By David Keene - 04/21/08 03:53 PM EDT
President Bush last week attempted to make the best of a bad political situation with a speech on “global warming” that satisfied few of his critics and upset many of his friends.
Word on the street before the president spoke was that he was going to go much further than he did in adopting Al Gore’s view of the world. There were reports of infighting within the administration, for example, on whether the speech would include a “cap-and-trade” scheme such as that being proposed not just by the Gore camp but by some Senate Republicans.
What the president did do was cede the basic argument to the global warming crowd and try to stake out what the administration must hope will be perceived as a more “reasonable” approach to dealing with the problem than that proposed by those who believe the sky is falling.
From a purely political standpoint, Bush seemed to be accepting the view that the public has made up its mind on the general question and that Republicans and Democrats will henceforth be judged on what they intend to do about solving it. While scientists who actually study such things may continue to wonder whether the earth is getting warmer and, more importantly, whether whatever climate change is taking place is caused by man or sunspots, the political community is certain that catastrophe waits just around the corner and that whatever happens will be our fault.
Thus, while Al Gore’s movie was rife with foolish errors and outright fantasy, he got a Nobel Prize while his detractors were being labeled “Global Warming Deniers” who should be ignored, ostracized or perhaps even declared “criminals” in the mad rush to save the Earth.
Gore himself, who has made a mega-fortune jetting around the world as the Paul Revere of the global warming crowd, has himself suggested that the only people who disagree with him are crackpots, crooks and agents of giant corporations that will profit from the destruction of the planet on which we live. The scientific credentials of those who raise questions are dismissed and their arguments are ignored in a hail of personal attacks the likes of which we haven’t seen in recent years.
Many of the scientists who attended a recent New York conference sponsored by the well-regarded Heartland Institute, an Illinois-based conservative think tank, that demonstrated fairly conclusively that the so-called scientific consensus on the question is no consensus at all have since been attacked in the media for daring to disagree with the alarmists. They should have expected no less.
Contributors to The Competitive Enterprise Institute, another group critical of rushing to judgment on climate change, have been threatened with a congressional investigation for supporting such a group.
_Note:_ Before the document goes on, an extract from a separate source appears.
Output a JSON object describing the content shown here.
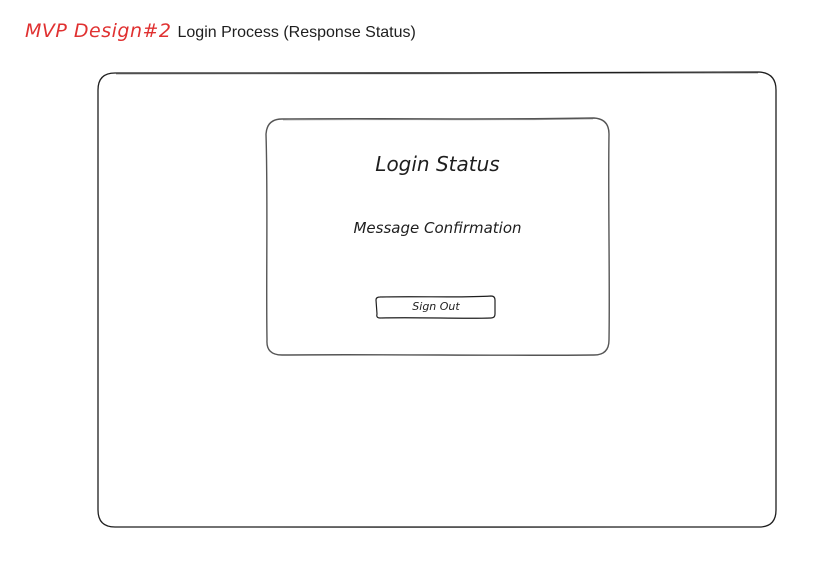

Interestingly, Heartland received dozens of letters from grade-school students in California filled with hate for sponsoring the conference. The letters were part of a classroom project instigated by teachers who, having already indoctrinated their charges, are now mobilizing them in the war on those with whom they disagree. Heartland and others can expect more of the same as the California Public Utilities Commission recently authorized a surcharge on everyone’s electric bill to fund a $600 million “state think tank” to fight the good fight against global warming — an effort that will include increased “educational” efforts of the sort now going on in the schools of California and many other states.
All of this has convinced many in the White House, and in political circles generally, that the science no longer matters. Global warming may or may not exist, and if it does, the proposals to deal with it may or may not be reasonable, but politically something drastic will have to be done to assuage the fear that unless we act now, it’ll be too late for all of us.
In the Senate, John McCain’s (R-Ariz.) pal Joe Lieberman (I-Conn.) and Virginia Republican John Warner are sponsoring legislation that will, if passed, cost this country an estimated 4 million jobs and reduce per capita income by as much as $7,000. This is a high price to pay to keep away a boogeyman that may not exist, and to the president’s credit, he wants to avoid paying that price.
So to Bush’s credit, he refused to join Sens. Barack Obama (D-Ill.), Hillary Rodham Clinton (D-N.Y.) and John McCain on the slippery slope to economic disaster, but he may have made it more likely that before they are done they’ll end up helping Al Gore destroy millions of jobs and reduce the standard of living of every American.
Keene, chairman of the American Conservative Union, can be reached at Keeneacu@aol.com.